The car has the highest fatality rate per passenger mile of any major form of transportation, a fact that does not diminish during the holidays. As the ten different types of car collisions could result from any factor on the holiday driving hazards list, people wonder how they can drive more carefully and stay safe during a time that should make them feel full of peace.
The following information provides Arkansans with a comprehensive overview of Arkansas driving during the holidays.
Holiday Driving Statistics
In the United States, the six major federal holidays include New Year’s Day, Memorial Day, Independence Day, Labor Day, Thanksgiving Day, and Christmas Day.
As winter is here, the following data provides the designated time-periods for the approaching holidays:

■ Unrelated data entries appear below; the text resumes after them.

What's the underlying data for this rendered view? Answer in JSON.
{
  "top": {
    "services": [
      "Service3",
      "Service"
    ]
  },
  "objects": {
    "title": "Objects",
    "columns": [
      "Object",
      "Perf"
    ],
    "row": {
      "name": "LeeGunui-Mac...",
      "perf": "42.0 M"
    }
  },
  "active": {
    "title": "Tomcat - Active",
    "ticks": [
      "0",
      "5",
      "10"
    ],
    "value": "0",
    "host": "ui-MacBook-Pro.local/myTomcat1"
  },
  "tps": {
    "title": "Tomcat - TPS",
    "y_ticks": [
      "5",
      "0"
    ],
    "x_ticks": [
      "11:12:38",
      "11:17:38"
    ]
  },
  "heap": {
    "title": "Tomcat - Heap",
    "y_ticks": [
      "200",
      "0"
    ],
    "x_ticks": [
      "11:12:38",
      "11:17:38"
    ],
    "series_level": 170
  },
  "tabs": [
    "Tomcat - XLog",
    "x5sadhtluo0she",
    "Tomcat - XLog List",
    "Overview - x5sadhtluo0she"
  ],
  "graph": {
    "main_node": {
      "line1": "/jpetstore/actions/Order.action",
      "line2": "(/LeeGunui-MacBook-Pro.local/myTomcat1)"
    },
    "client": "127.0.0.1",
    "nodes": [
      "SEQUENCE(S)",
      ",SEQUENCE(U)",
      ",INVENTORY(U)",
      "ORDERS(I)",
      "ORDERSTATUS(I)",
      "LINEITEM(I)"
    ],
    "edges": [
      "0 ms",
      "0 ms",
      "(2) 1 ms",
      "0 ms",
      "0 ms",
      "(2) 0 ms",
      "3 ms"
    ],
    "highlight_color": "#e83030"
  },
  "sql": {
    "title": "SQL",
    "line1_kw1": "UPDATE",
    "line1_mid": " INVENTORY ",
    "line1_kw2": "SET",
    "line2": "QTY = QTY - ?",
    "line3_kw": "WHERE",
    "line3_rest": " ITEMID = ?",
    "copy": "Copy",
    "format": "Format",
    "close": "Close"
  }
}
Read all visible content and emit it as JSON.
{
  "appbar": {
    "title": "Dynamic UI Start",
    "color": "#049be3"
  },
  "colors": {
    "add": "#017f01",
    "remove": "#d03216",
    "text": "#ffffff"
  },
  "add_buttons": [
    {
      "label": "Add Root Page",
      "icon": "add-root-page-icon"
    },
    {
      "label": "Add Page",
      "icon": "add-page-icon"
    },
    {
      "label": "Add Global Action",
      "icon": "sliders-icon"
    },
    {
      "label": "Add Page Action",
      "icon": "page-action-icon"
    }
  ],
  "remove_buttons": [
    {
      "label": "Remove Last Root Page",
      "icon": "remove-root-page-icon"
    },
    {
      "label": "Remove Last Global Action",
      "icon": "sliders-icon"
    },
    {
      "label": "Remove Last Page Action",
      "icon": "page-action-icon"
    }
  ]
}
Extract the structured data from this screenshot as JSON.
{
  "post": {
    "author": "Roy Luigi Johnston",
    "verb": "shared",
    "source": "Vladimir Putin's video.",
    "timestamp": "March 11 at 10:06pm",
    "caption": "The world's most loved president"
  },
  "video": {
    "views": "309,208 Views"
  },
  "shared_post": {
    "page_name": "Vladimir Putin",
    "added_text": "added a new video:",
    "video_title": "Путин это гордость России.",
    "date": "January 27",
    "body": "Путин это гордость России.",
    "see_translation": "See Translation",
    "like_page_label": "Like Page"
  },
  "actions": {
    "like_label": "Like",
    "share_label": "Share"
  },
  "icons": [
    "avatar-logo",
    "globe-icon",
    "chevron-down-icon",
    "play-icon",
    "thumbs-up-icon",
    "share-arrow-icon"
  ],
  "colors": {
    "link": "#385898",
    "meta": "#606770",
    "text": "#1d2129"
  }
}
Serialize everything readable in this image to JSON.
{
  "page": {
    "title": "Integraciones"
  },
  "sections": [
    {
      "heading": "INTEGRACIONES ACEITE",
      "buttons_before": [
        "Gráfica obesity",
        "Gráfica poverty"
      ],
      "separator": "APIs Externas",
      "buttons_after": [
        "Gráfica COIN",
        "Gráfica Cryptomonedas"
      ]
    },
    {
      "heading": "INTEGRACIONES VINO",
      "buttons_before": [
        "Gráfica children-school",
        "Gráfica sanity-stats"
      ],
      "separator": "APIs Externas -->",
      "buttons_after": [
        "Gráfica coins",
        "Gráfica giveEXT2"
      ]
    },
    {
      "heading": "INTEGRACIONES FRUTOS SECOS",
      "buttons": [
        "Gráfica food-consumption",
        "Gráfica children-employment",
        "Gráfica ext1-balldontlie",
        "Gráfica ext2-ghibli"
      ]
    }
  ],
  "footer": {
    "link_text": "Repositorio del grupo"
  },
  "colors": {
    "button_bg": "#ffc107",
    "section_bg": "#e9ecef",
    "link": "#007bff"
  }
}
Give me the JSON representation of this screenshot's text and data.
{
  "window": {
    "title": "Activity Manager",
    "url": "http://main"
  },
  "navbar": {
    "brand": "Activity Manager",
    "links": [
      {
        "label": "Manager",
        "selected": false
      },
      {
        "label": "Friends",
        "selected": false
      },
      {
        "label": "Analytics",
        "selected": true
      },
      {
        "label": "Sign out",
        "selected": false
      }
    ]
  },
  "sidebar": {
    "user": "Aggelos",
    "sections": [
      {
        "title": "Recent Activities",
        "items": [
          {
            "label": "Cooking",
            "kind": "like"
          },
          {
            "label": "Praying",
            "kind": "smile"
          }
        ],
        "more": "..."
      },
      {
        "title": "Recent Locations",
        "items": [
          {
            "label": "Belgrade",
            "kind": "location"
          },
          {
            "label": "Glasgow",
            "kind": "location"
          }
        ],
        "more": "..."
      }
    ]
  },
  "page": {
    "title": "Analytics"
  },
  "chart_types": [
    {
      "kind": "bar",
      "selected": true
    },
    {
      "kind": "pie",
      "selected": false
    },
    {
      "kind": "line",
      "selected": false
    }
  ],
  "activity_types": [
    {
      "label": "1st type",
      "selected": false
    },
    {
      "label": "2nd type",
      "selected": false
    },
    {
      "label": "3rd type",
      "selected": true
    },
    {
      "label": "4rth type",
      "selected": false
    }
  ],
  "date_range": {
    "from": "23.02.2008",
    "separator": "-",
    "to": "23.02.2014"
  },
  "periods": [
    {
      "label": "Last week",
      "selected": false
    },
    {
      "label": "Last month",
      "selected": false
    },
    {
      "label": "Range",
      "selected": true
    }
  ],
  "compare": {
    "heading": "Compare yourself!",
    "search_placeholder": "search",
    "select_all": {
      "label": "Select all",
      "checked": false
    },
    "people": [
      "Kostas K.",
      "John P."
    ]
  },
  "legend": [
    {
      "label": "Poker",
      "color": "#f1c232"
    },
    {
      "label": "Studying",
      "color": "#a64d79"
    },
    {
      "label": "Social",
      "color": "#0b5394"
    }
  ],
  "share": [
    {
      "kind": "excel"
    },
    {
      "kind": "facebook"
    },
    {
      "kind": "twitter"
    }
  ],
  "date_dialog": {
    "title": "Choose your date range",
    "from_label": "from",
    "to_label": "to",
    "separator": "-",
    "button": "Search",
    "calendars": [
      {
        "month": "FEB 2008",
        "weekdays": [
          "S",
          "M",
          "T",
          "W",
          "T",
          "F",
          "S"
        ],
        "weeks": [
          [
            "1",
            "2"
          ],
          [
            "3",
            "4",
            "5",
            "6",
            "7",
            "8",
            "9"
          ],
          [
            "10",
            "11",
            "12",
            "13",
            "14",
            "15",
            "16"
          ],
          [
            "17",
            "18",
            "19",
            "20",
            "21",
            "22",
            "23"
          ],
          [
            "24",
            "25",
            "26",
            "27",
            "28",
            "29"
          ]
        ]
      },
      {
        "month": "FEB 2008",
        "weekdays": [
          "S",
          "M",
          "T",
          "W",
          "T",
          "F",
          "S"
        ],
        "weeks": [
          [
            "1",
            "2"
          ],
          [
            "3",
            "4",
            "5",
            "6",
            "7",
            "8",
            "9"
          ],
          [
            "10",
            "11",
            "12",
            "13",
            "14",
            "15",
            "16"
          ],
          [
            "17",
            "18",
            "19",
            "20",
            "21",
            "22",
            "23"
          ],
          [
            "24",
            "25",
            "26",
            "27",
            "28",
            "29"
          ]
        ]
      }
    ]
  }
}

- Celebrate Thanksgiving Day from 6 p.m. on November 25, 2020, until 11:59 p.m. on November 29, 2020.
- Enjoy Christmas Day from 6 p.m. on December 24, 2020, until 11:59 p.m. on December 27, 2020.
- Rejoice over New Year’s Day from 6 p.m. on December 31, 2020, until 11:59 p.m. on January 3, 2021.
During Thanksgiving, the average number of car collisions resulting in fatalities is approximately 417. The average number of nonfatal medically consulted injuries (or injuries severe enough to consult a medical professional) that result from car crashes on or around Turkey Day is 47,500. An estimated 165 lives are saved during the Thanksgiving holiday when people wear their seatbelts. During this festive time, an average of 35% of car accident fatalities involves an alcohol-impaired driver.
During Christmas, the average number of car collisions resulting in fatalities is approximately 115. The average number of nonfatal medically consulted injuries (defined above) resulting from car crashes on or around Navidad is 13,100. An estimated 101 lives are saved during Christmas when people wear their seatbelts. During the holiday merriment, an average of 37% of car collision fatalities involves a drunk driver. More than a third of all December traffic fatalities occur in the week between Christmas Day and New Year’s Day.
New Year’s Day
During the New Year, the average number of car accidents resulting in fatalities is approximately 163. The average number of nonfatal medically consulted injuries (defined above) resulting from car crashes on or around New Year’s is 18,600. An estimated 144 lives are saved around this holiday when people wear their seatbelts. During the celebrations, an average of 39% of car accident fatalities involves an intoxicated driver.
Most Common Holiday Driving Hazards
Look out for these four serious driving hazards during this holiday season:
- Distracted driving
- Impaired driving
- Aggressive driving
- Fatigued driving
When a driver experiences any of these hazards, a car crash has a much higher probability of occurring.
Ten Different Types of Car Collisions
The ten different types of car collisions include:
- Single-Car Accident
- Rear-End Collision
- Side-Impact Collision
- Head-on Collision
- Hit and Run
- Phantom Car Accident
- Off-Road Accident
- Multi-Vehicle Pileups
Safety Tips for Winter Holiday Driving
As you prepare your car for winter and holiday driving, ensure that you have an emergency preparedness kit. Properly maintain your vehicle. If your vehicle’s maintenance is not current, have a professional inspect your car and tires.
Before you get on the road, review the weather forecast and road conditions. But once you are out there, keep your speed at the speed limit unless the road conditions are less than ideal.
Follow the car in front of you at a safe distance to give yourself plenty of stopping time. Winter road conditions cause longer stopping distances, as well as reduce visibility.
Keep your headlights and taillights free of snow. Avoid using cruise control during winter driving conditions as you need to have complete control of your vehicle when accelerating, determined by the road conditions. If your car has anti-lock brakes, make sure you understand how they work and how to use them.
Remember that ramps and bridges will freeze before other types of roadways, so slow down.
If you know that you will be driving or in the car for an extended period, get a good night’s sleep before leaving to avoid drowsy driving. Leave early to avoid heavy traffic, and make sure every passenger has fastened their seatbelt before leaving.
Put your cell phone someplace where it will not distract you while driving. Also, make sure to practice defensive driving while out on Arkansas roadways.
If you are the victim of a car collision who has suffered severe personal injuries, the car accident attorneys at NWA Car Accident Attorney may be able to help you. Contact them today for your free consultation!